Do you think I’m insane? So begins Ashlee Vance’s biography of Elon Musk. Before I begin criticizing this stack of papers, I must ask you the same question: do you, dear reader, think I, Gabriel Roberts, am insane?
I want things to make sense, and I’m bothered when they don’t. For example, if somebody proclaims to hate garlic, and then, right before my eyes, eats a bowl of raw garlic, I would think to myself “that doesn’t make sense”. I would wonder why this individual claimed to hate garlic, and I would probably ask for an explanation: “I thought you hated garlic”, I might say.

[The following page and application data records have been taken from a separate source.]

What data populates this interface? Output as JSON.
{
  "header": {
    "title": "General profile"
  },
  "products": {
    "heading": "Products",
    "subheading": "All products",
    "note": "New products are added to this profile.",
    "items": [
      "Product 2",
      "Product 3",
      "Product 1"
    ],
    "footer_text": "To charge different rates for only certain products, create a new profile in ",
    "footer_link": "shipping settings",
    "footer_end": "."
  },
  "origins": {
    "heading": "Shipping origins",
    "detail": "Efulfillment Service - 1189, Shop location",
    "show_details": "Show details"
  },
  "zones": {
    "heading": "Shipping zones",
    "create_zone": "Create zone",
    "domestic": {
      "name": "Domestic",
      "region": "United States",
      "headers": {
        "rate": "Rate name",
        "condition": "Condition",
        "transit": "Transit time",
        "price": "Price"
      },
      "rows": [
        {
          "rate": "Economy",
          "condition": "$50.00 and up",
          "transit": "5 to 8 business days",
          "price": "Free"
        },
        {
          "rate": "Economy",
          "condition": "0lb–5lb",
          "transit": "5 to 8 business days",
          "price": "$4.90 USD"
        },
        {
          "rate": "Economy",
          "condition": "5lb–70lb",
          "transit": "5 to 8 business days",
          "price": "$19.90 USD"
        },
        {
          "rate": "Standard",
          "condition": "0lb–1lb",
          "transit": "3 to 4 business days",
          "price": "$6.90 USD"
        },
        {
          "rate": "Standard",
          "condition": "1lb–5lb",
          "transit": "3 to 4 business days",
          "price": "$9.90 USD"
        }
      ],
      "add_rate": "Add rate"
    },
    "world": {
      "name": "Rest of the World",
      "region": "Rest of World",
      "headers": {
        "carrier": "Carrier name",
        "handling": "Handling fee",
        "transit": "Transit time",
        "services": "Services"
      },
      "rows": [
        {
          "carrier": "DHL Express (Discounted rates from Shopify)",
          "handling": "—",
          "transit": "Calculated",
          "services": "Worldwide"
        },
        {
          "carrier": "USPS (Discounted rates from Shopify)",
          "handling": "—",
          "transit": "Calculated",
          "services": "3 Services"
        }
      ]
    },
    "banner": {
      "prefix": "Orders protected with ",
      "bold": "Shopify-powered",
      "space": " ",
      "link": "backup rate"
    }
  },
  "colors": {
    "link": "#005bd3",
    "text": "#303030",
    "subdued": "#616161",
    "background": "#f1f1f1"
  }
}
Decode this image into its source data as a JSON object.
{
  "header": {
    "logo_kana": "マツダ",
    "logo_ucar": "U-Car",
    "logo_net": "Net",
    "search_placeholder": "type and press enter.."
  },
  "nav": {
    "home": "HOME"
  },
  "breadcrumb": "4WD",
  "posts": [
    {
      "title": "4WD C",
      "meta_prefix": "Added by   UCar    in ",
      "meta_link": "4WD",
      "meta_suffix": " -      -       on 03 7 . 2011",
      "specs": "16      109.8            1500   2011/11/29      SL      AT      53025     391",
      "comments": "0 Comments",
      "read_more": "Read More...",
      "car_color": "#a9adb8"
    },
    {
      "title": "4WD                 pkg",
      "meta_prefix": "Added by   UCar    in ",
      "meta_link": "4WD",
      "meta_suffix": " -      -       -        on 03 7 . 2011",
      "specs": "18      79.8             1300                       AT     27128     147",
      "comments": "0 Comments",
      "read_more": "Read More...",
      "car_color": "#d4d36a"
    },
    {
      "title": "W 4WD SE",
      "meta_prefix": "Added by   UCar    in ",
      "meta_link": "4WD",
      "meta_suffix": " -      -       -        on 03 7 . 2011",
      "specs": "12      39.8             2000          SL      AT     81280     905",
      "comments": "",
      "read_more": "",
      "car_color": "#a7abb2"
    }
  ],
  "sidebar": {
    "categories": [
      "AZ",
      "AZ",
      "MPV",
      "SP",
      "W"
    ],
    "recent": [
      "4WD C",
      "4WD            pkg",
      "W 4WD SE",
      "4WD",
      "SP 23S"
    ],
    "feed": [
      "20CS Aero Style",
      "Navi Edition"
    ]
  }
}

Does this make me insane? Lately, my desire for things to make sense has not only felt crazy, it has been tried. Oh, how it has been tried! In movies, characters do things completely out of character just to bring about some desired outcome (like a nice burst of sex or violence or conflict). TV shows seem even more shoddily-constructed, with music, effects, and snappy editing taking the place of actual story-telling. Advertisements make me feel like a crazy person: “random” humor has become so popular that ad men actually strive for the incongruous and non-sensical. Worst of all, Wikipedia—seemingly the #1 source of information in the world—boasts articles that appear to be written by idiots, children, or robots.
We eat it up. We smile and repeat the nonsense we see on TV because it was on TV and all the bright lights were shining and it was said by a really famous person. We trust NPR and Wikipedia because we’re told that they are to be trusted. There’s no such thing as right or wrong, sense or nonsense. If you think something is wrong, you’re insensitive or uneducated. If you think something doesn’t make sense, you’re a conspiracy theorist.
I’m about to point out a whole lot of things that don’t make sense. These are things written down in a non-fiction book by a person who calls himself a “reporter” with “journalistic integrity”. I read them and allowed my brain to function and found them to be complete nonsense. Before you label me insane, here’s your chance to read the same things and allow your very own super-developed mass of brain tissue to function, and ask yourself the following oft-forgotten question: “does this make sense?”.